London would need more than £400m a month from the government if it is plunged into Tier 3 and if the city makes the same funding requests as Manchester, according to a top think tank.
The Centre for Cities has calculated the capital would need £112.4m for every week it is in the top band of restrictions if mayor of London Sadiq Khan made the same funding requests as Greater Manchester mayor Andy Burnham.
Burnham had a very public row over the past week with Downing Street as the mayor fought for increased emergency funding in exchange for him consenting to new Covid restrictions.
Burnham – who had originally requested £100m for his city – turned down the government’s offer of £60m extra funding for Greater Manchester, however Boris Johnson still imposed stringent restrictions on the area yesterday.

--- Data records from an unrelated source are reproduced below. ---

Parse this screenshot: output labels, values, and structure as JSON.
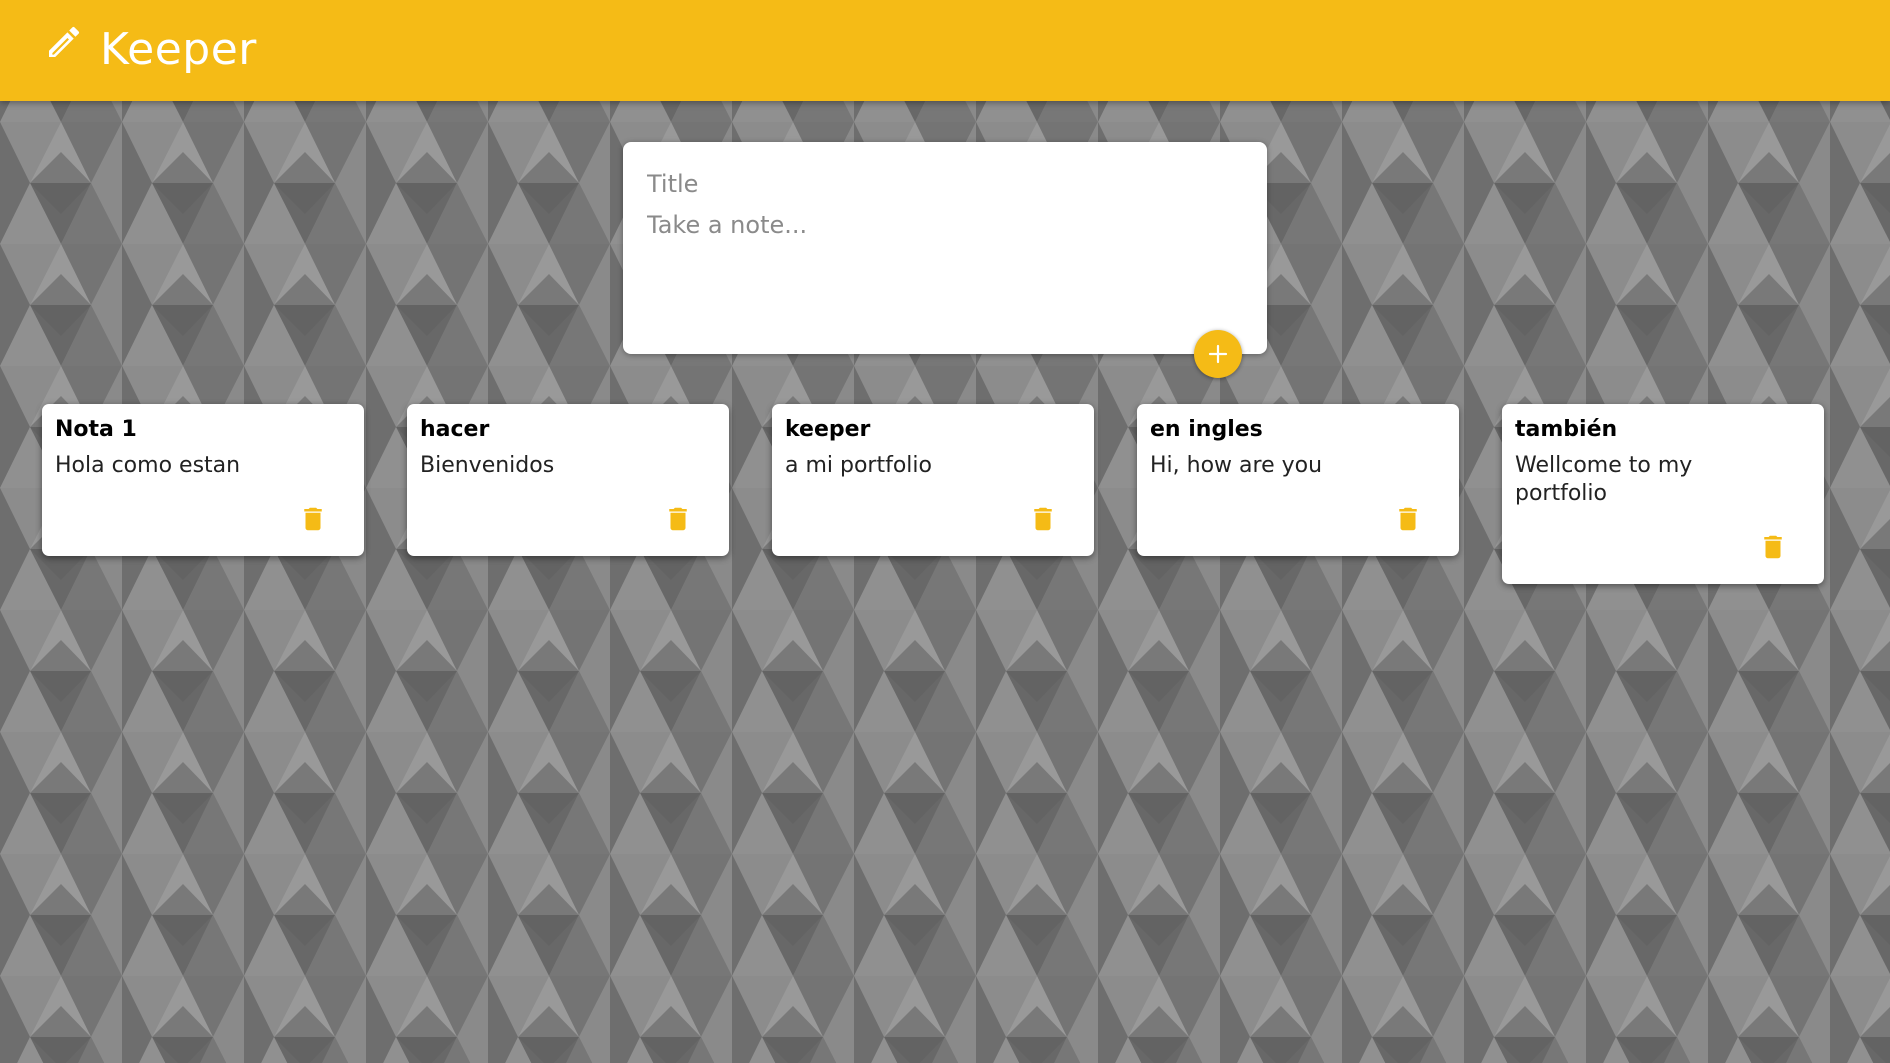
{
  "app": {
    "title": "Keeper",
    "logo_icon": "pencil-icon",
    "accent_color": "#f5bb16"
  },
  "composer": {
    "title_placeholder": "Title",
    "content_placeholder": "Take a note...",
    "add_icon": "plus-icon"
  },
  "notes": [
    {
      "title": "Nota 1",
      "content": "Hola como estan",
      "delete_icon": "trash-icon"
    },
    {
      "title": "hacer",
      "content": "Bienvenidos",
      "delete_icon": "trash-icon"
    },
    {
      "title": "keeper",
      "content": "a mi portfolio",
      "delete_icon": "trash-icon"
    },
    {
      "title": "en ingles",
      "content": "Hi, how are you",
      "delete_icon": "trash-icon"
    },
    {
      "title": "también",
      "content": "Wellcome to my portfolio",
      "delete_icon": "trash-icon"
    }
  ]
}
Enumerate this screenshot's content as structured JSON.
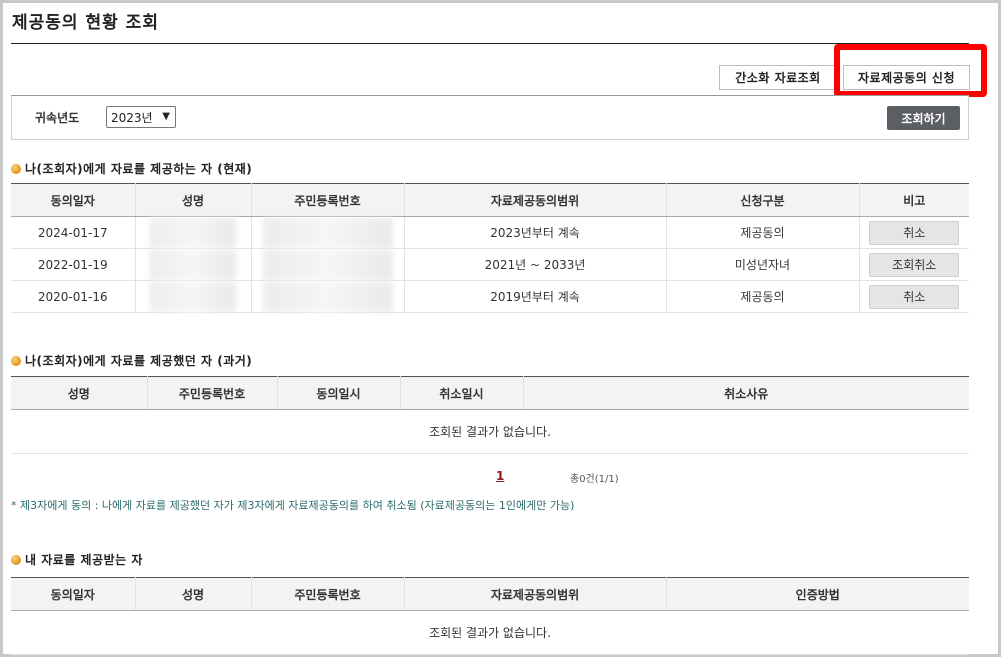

The Prime Minister confirmed today that the city would still get the £60m in funding, despite saying yesterday it would get just a third of that.

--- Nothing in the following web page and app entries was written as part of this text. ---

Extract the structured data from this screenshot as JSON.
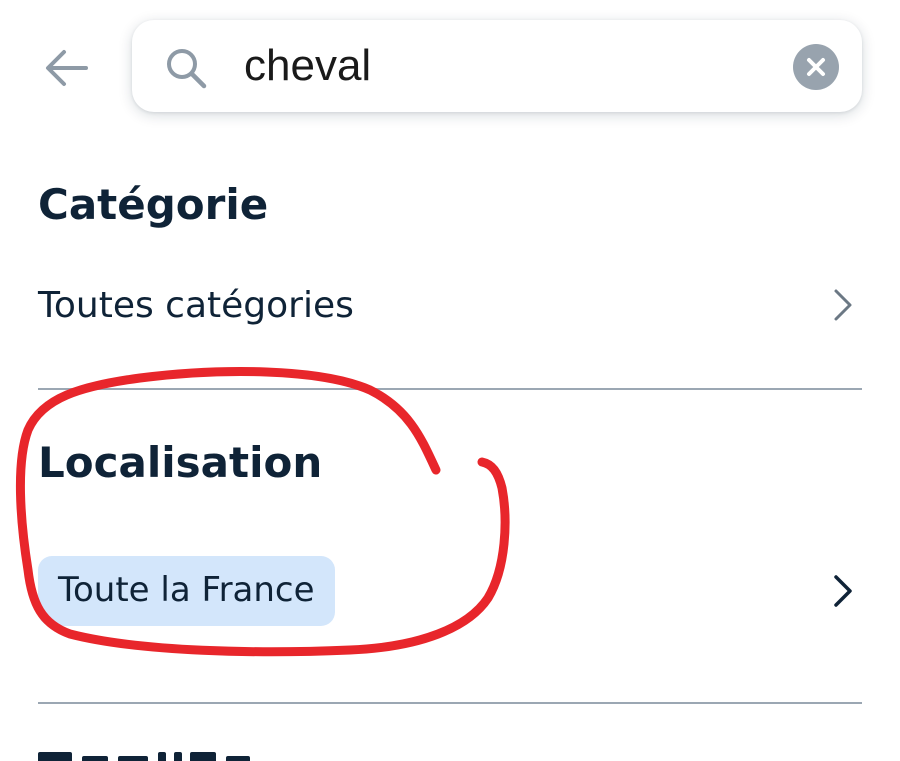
{
  "search": {
    "value": "cheval",
    "placeholder": ""
  },
  "sections": {
    "category": {
      "title": "Catégorie",
      "value": "Toutes catégories"
    },
    "location": {
      "title": "Localisation",
      "value": "Toute la France"
    }
  },
  "icons": {
    "back": "arrow-left-icon",
    "search": "search-icon",
    "clear": "clear-icon",
    "chevron": "chevron-right-icon"
  },
  "colors": {
    "text": "#0f2337",
    "chip_bg": "#d3e6fb",
    "annotation": "#e8262b",
    "divider": "#9ba7b3"
  }
}
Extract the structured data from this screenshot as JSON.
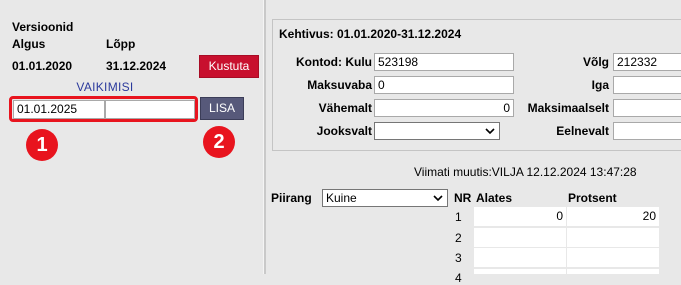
{
  "versions": {
    "title": "Versioonid",
    "col_start": "Algus",
    "col_end": "Lõpp",
    "row": {
      "start": "01.01.2020",
      "end": "31.12.2024"
    },
    "delete_label": "Kustuta",
    "default_label": "VAIKIMISI",
    "new_start_value": "01.01.2025",
    "new_end_value": "",
    "add_label": "LISA",
    "badge1": "1",
    "badge2": "2"
  },
  "detail": {
    "validity": "Kehtivus: 01.01.2020-31.12.2024",
    "accounts_label": "Kontod: Kulu",
    "accounts_value": "523198",
    "debt_label": "Võlg",
    "debt_value": "212332",
    "payment_label": "Maksuvaba",
    "payment_value": "0",
    "each_label": "Iga",
    "each_value": "",
    "min_label": "Vähemalt",
    "min_value": "0",
    "max_label": "Maksimaalselt",
    "max_value": "",
    "current_label": "Jooksvalt",
    "current_value": "",
    "previous_label": "Eelnevalt",
    "previous_value": "",
    "last_modified": "Viimati muutis:VILJA 12.12.2024 13:47:28"
  },
  "limit": {
    "label": "Piirang",
    "selected": "Kuine",
    "table": {
      "headers": [
        "NR",
        "Alates",
        "Protsent"
      ],
      "rows": [
        {
          "nr": "1",
          "from": "0",
          "percent": "20"
        },
        {
          "nr": "2",
          "from": "",
          "percent": ""
        },
        {
          "nr": "3",
          "from": "",
          "percent": ""
        },
        {
          "nr": "4",
          "from": "",
          "percent": ""
        }
      ]
    }
  }
}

The spat has fuelled speculation that Khan could have a similar conflict with central government if London is deemed as needing new Tier 3 restrictions.
The Centre for Cities said that if Khan asked for the same as Burnham – enough money so that furloughed workers get 80 per cent of their pay – it would cost almost almost the central government almost half a billion pounds.
This would add to the already raging conflict City Hall is fighting against Johnson around a second TfL bailout.
Workers can go back onto the furlough scheme if their areas are placed into Tier 3, but they only get two-thirds of their wages paid.
The Centre for Cities’ senior analyst Elena Magrini said: “On support for workers in tier 3 cities specifically, we endorse proposals for an 80 per cent furlough scheme.
“It would make a large difference for many lower income workers who could be left in financial difficulties as a result of these new restrictions and may help lessen the long-term damage done to London’s economy.”
London’s Covid rate is currently well below that of Manchester, Liverpool and Sheffield – all in the “very high” Tier 3 alert level.
Just 45 people died of coronavirus in London last week, according to City Hall numbers.
A source close to Khan said City Hall was not expecting London to go into Tier 3 “for some time, if at all”, but that “if it happened, there would be a need for greater recompense”.
Carsten Jung, senior economist at the left-leaning Institute for Public Policy Research think tank, said the government needed to take a countrywide approach to Tier 3 funding.
“This regional patchwork is far more complicated than have a single solution that applies to all the regions,” he said.